Design by Carin Goldberg
You might have heard of this book; if you haven't, you will. It remains to be seen if there's a more polarizing book published this fall season. If you're not familiar with it, read the description on the publisher's Web site.
Earlier this week, I twittered the following:
A number of my Twitter followers replied, and all of them encouraged me to post this for discussion. One noted that "design is about message, and this is a very excellent example of committing to a visual messsage using the most simple tools." I couldn't agree more. But what really stuck in my head was something someone else offered: "That's brave, expressively strong, yet quiet." It was the adjective "quiet" that stuck in my head as this design's most important attribute, probably because reaction to the book has been and will be anything but.
I wanted to know more, so I asked designer Carin Goldberg a few questions, and she was gracious enough to reply:
The BDR: Did you consciously design this with a sense of quiet or calm in mind? So much about it *is* quiet, even delicate: the colors, the weight of the female form, the type. Is your design solution a conscious effort to suggest "really...please give this book a chance?"
Carin Goldberg: Yes, the subject matter of this book is very sensitive and potentially controversial. And yes, of course it was important to design a cover that wouldn’t frighten the audience or misrepresent the author and her complex story. The design was not meant to provoke in an overt or gratuitous way.
The BDR: The tally marks are small and thin, but less quiet, and suggestive of more than just simply keeping count, espcially as they're placed on the body. Did you hesitate using the red tally marks as a design element?
Carin Goldberg: No, I never hesitated. They marks were my first idea. And yes, they are meant to have a double meaning, or maybe even a triple meaning. Not only do they tally the number of the abortions she has had and suggest a woman’s pubic area, but they might also be seen as prisoner tallies. The author was imprisoned by her psyche and by her compulsion to have multiple abortions.
I think Carin hit the nail on the head by stressing the need not to misrepresent the author and her story. In following that simple-to-understand but not always simple-to-produce idea, she's designed an amazingly effective and resonating cover.

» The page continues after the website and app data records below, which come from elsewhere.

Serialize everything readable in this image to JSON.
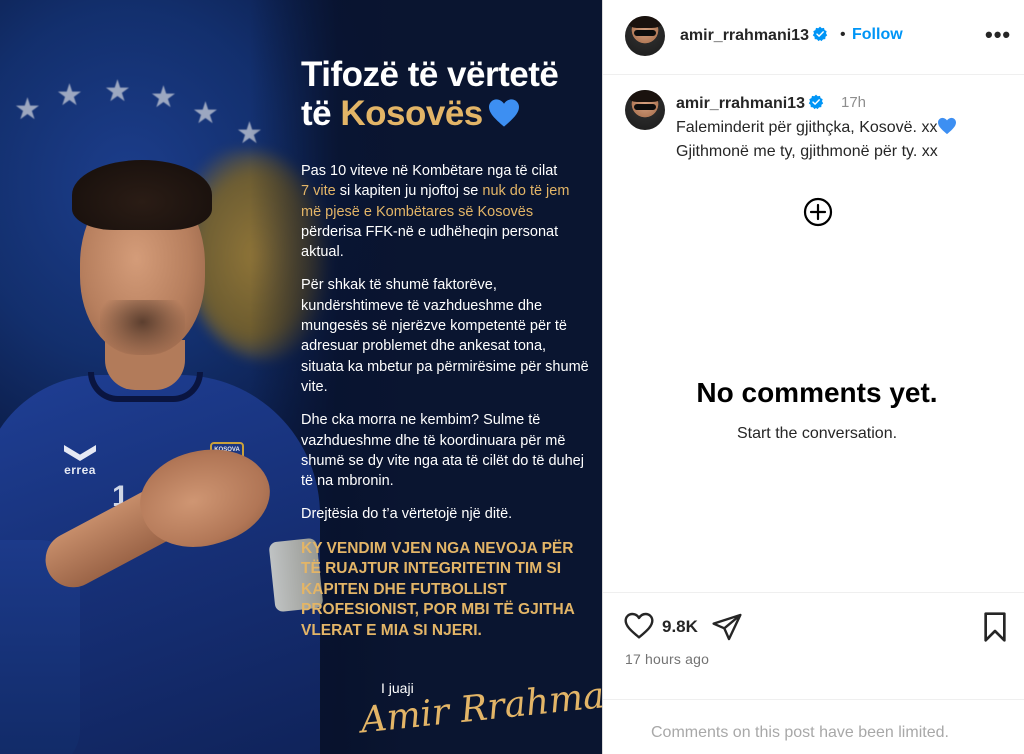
{
  "post_image": {
    "title_line1": "Tifozë të vërtetë",
    "title_line2_prefix": "të ",
    "title_line2_highlight": "Kosovës",
    "para1": {
      "t1": "Pas 10 viteve në Kombëtare nga të cilat",
      "t2_highlight": "7 vite",
      "t3": " si kapiten ju njoftoj se ",
      "t4_highlight": "nuk do të jem më pjesë e Kombëtares së Kosovës",
      "t5": " përderisa FFK-në e udhëheqin personat aktual."
    },
    "para2": "Për shkak të shumë faktorëve, kundërshtimeve të vazhdueshme dhe mungesës së njerëzve kompetentë për të adresuar problemet dhe ankesat tona, situata ka mbetur pa përmirësime për shumë vite.",
    "para3": "Dhe cka morra ne kembim? Sulme të vazhdueshme dhe të koordinuara për më shumë se dy vite nga ata të cilët do të duhej të na mbronin.",
    "para4": "Drejtësia do t’a vërtetojë një ditë.",
    "caps_statement": "KY VENDIM VJEN NGA NEVOJA PËR TË RUAJTUR INTEGRITETIN TIM SI KAPITEN DHE FUTBOLLIST PROFESIONIST, POR MBI TË GJITHA VLERAT E MIA SI NJERI.",
    "signoff": "I juaji",
    "signature": "Amir Rrahmani",
    "shirt_brand": "errea",
    "crest_label": "KOSOVA",
    "shirt_number": "1"
  },
  "header": {
    "username": "amir_rrahmani13",
    "separator": "•",
    "follow_label": "Follow",
    "more_label": "•••"
  },
  "caption": {
    "username": "amir_rrahmani13",
    "time": "17h",
    "line1": "Faleminderit për gjithçka, Kosovë. xx",
    "line2": "Gjithmonë me ty, gjithmonë për ty. xx"
  },
  "comments": {
    "empty_title": "No comments yet.",
    "empty_subtitle": "Start the conversation."
  },
  "actions": {
    "like_count": "9.8K",
    "post_age": "17 hours ago"
  },
  "footer": {
    "limited_text": "Comments on this post have been limited."
  },
  "icons": {
    "verified": "verified-badge-icon",
    "like": "heart-outline-icon",
    "share": "send-icon",
    "save": "bookmark-icon",
    "load_more": "plus-circle-icon",
    "heart_emoji": "blue-heart-icon"
  },
  "colors": {
    "accent_gold": "#e3b567",
    "follow_blue": "#0095f6",
    "verified_blue": "#0095f6",
    "heart_blue": "#3d8ff2",
    "muted_gray": "#8e8e8e"
  }
}
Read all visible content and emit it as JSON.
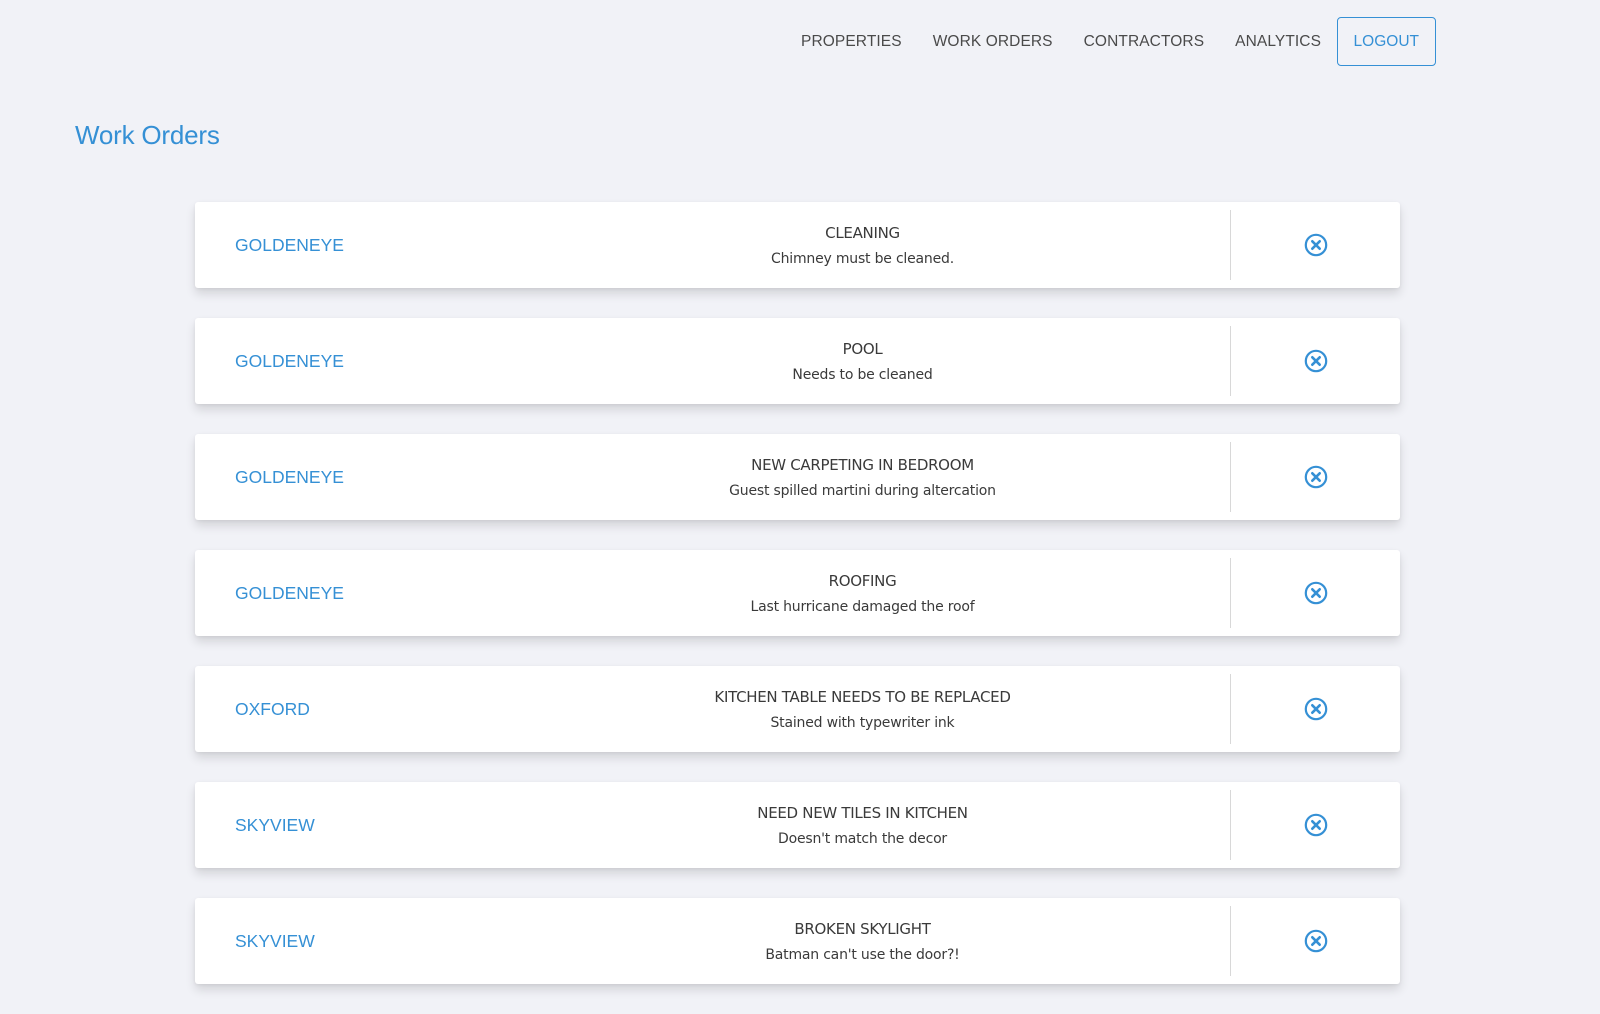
{
  "nav": {
    "items": [
      {
        "label": "PROPERTIES"
      },
      {
        "label": "WORK ORDERS"
      },
      {
        "label": "CONTRACTORS"
      },
      {
        "label": "ANALYTICS"
      }
    ],
    "logout_label": "LOGOUT"
  },
  "page": {
    "title": "Work Orders"
  },
  "colors": {
    "accent": "#3590d5",
    "background": "#f1f2f7",
    "card": "#ffffff",
    "text": "#3a3a3a"
  },
  "work_orders": [
    {
      "property": "GOLDENEYE",
      "title": "CLEANING",
      "description": "Chimney must be cleaned.",
      "action_icon": "circle-x-icon"
    },
    {
      "property": "GOLDENEYE",
      "title": "POOL",
      "description": "Needs to be cleaned",
      "action_icon": "circle-x-icon"
    },
    {
      "property": "GOLDENEYE",
      "title": "NEW CARPETING IN BEDROOM",
      "description": "Guest spilled martini during altercation",
      "action_icon": "circle-x-icon"
    },
    {
      "property": "GOLDENEYE",
      "title": "ROOFING",
      "description": "Last hurricane damaged the roof",
      "action_icon": "circle-x-icon"
    },
    {
      "property": "OXFORD",
      "title": "KITCHEN TABLE NEEDS TO BE REPLACED",
      "description": "Stained with typewriter ink",
      "action_icon": "circle-x-icon"
    },
    {
      "property": "SKYVIEW",
      "title": "NEED NEW TILES IN KITCHEN",
      "description": "Doesn't match the decor",
      "action_icon": "circle-x-icon"
    },
    {
      "property": "SKYVIEW",
      "title": "BROKEN SKYLIGHT",
      "description": "Batman can't use the door?!",
      "action_icon": "circle-x-icon"
    }
  ]
}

What do you think?
Wednesday, September 23, 2009
Design by Carin Goldberg